== WHAT IS BEING ASKED ==
Report every line of the records below that includes the string "Controls".

Stored data entries:
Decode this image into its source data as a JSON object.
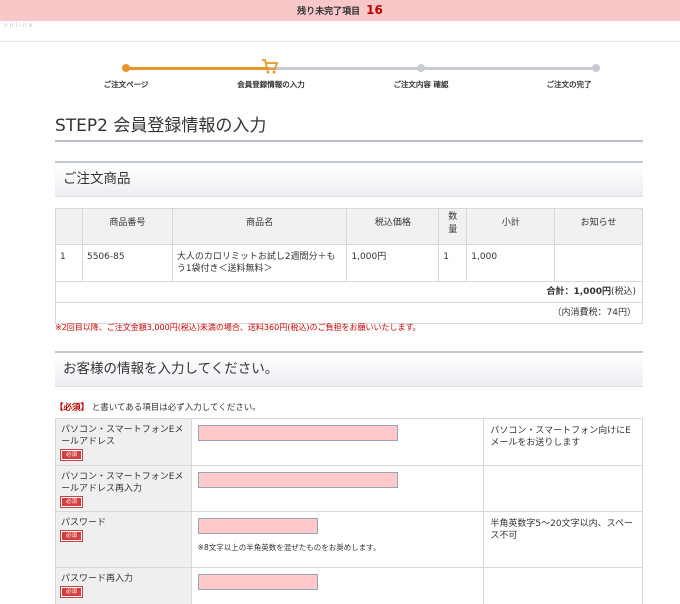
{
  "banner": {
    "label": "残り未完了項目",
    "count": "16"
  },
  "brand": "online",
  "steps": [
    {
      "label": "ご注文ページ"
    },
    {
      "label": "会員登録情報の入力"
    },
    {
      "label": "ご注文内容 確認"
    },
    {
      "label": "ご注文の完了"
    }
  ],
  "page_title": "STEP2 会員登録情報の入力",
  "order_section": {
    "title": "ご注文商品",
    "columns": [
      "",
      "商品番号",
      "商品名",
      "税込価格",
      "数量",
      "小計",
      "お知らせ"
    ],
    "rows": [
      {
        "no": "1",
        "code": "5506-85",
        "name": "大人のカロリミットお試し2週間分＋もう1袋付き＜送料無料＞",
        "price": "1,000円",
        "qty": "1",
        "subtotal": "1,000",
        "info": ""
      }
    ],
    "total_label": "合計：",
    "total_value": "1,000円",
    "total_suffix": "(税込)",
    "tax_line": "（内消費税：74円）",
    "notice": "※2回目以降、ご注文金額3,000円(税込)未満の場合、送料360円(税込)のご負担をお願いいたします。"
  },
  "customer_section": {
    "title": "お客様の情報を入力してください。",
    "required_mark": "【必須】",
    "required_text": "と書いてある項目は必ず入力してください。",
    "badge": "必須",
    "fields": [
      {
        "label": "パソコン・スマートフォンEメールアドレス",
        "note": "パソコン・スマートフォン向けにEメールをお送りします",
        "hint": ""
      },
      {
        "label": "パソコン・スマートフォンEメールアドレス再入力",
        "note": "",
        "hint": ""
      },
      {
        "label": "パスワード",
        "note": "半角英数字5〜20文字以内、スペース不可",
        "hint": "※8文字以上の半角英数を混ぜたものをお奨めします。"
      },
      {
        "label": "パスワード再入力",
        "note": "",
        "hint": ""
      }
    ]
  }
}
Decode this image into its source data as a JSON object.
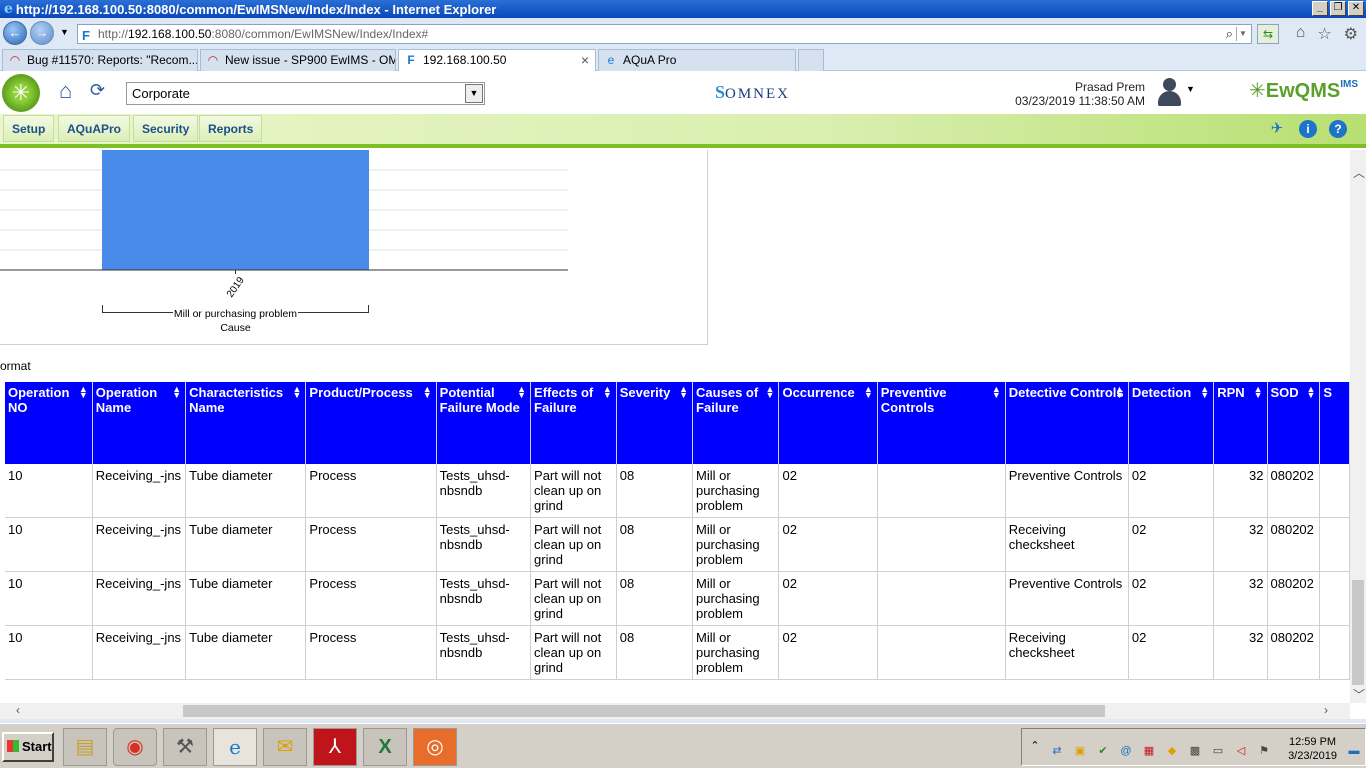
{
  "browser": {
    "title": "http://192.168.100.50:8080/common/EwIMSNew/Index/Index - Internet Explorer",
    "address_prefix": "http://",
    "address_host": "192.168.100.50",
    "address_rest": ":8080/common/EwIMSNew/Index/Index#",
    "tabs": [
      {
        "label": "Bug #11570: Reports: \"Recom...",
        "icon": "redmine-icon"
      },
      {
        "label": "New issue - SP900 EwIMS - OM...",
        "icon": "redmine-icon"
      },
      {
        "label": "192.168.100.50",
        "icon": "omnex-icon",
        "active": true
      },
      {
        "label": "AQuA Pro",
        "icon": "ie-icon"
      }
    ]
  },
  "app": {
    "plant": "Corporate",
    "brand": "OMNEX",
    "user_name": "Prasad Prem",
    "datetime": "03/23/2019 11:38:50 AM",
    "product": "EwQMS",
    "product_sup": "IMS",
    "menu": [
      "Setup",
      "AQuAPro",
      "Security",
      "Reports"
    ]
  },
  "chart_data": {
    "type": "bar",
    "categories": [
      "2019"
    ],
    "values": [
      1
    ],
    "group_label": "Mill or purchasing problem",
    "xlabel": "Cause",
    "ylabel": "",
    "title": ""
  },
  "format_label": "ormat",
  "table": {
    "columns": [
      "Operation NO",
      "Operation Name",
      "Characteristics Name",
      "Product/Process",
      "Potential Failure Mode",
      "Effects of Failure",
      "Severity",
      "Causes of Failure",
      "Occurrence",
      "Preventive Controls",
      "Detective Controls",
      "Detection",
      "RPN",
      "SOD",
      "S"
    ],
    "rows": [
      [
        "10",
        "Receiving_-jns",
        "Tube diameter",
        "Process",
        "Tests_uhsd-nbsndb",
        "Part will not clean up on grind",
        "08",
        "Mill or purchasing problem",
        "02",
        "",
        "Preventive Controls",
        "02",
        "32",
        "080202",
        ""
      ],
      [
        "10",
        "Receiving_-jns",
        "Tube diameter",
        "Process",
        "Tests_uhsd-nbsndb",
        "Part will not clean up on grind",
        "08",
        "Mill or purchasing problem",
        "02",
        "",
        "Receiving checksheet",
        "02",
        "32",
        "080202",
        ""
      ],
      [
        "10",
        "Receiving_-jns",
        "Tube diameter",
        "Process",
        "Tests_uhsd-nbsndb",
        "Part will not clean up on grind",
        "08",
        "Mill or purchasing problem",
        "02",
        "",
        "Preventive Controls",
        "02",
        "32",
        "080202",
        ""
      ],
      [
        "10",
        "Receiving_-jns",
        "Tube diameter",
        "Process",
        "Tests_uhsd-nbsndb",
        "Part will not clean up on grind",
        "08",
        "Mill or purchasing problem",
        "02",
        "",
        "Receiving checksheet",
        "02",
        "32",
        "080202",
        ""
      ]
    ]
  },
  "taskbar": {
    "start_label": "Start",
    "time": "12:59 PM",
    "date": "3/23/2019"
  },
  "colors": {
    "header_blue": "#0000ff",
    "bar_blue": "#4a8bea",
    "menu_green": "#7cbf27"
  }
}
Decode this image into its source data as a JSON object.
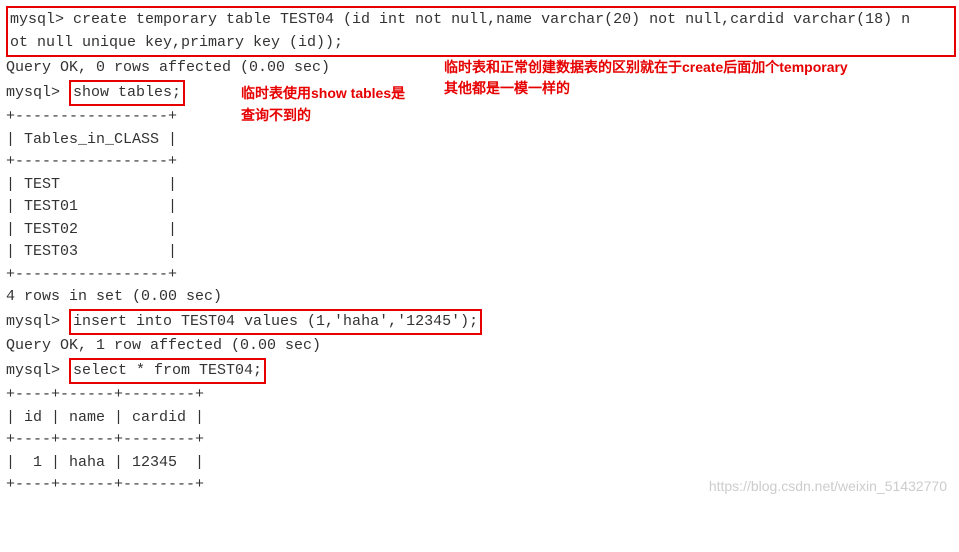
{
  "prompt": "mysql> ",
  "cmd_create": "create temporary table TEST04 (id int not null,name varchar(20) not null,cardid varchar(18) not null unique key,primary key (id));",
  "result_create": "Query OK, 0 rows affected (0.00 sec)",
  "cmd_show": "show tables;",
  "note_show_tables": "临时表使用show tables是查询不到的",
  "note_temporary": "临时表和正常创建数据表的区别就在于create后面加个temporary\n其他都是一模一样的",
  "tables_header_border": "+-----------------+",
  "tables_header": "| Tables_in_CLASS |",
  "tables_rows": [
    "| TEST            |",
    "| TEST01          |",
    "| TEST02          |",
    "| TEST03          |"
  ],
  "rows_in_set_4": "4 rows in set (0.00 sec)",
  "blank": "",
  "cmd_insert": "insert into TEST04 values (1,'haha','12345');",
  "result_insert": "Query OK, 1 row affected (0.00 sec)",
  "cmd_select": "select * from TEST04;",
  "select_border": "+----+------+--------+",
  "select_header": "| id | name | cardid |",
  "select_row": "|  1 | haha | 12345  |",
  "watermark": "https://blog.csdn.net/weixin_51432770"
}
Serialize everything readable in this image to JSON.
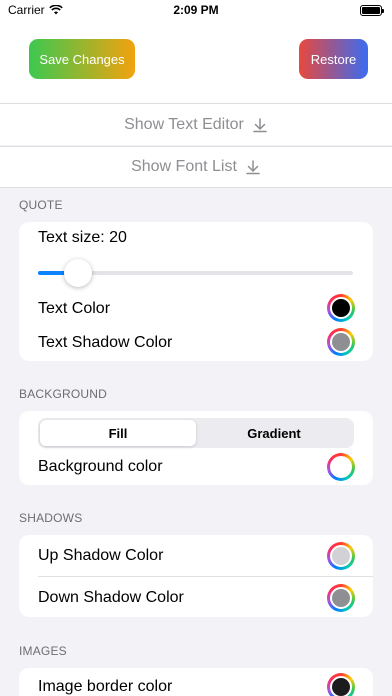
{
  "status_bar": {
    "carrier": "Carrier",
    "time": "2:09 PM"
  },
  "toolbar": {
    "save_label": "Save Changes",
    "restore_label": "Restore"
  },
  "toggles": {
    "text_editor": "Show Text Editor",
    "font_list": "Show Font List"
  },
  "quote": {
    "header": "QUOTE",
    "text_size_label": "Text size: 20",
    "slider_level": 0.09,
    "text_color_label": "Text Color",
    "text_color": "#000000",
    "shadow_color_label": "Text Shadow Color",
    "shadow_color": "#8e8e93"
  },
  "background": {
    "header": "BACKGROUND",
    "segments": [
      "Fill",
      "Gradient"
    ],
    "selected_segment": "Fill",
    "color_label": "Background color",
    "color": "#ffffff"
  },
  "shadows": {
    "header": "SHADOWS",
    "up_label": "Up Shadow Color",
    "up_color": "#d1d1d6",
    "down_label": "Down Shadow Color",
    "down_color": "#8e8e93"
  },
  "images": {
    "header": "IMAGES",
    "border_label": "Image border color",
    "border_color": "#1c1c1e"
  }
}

== COMPLETED TASK ==
      "Preventive Controls",
      "Detective Controls",
        "Preventive Controls",
        "Preventive Controls",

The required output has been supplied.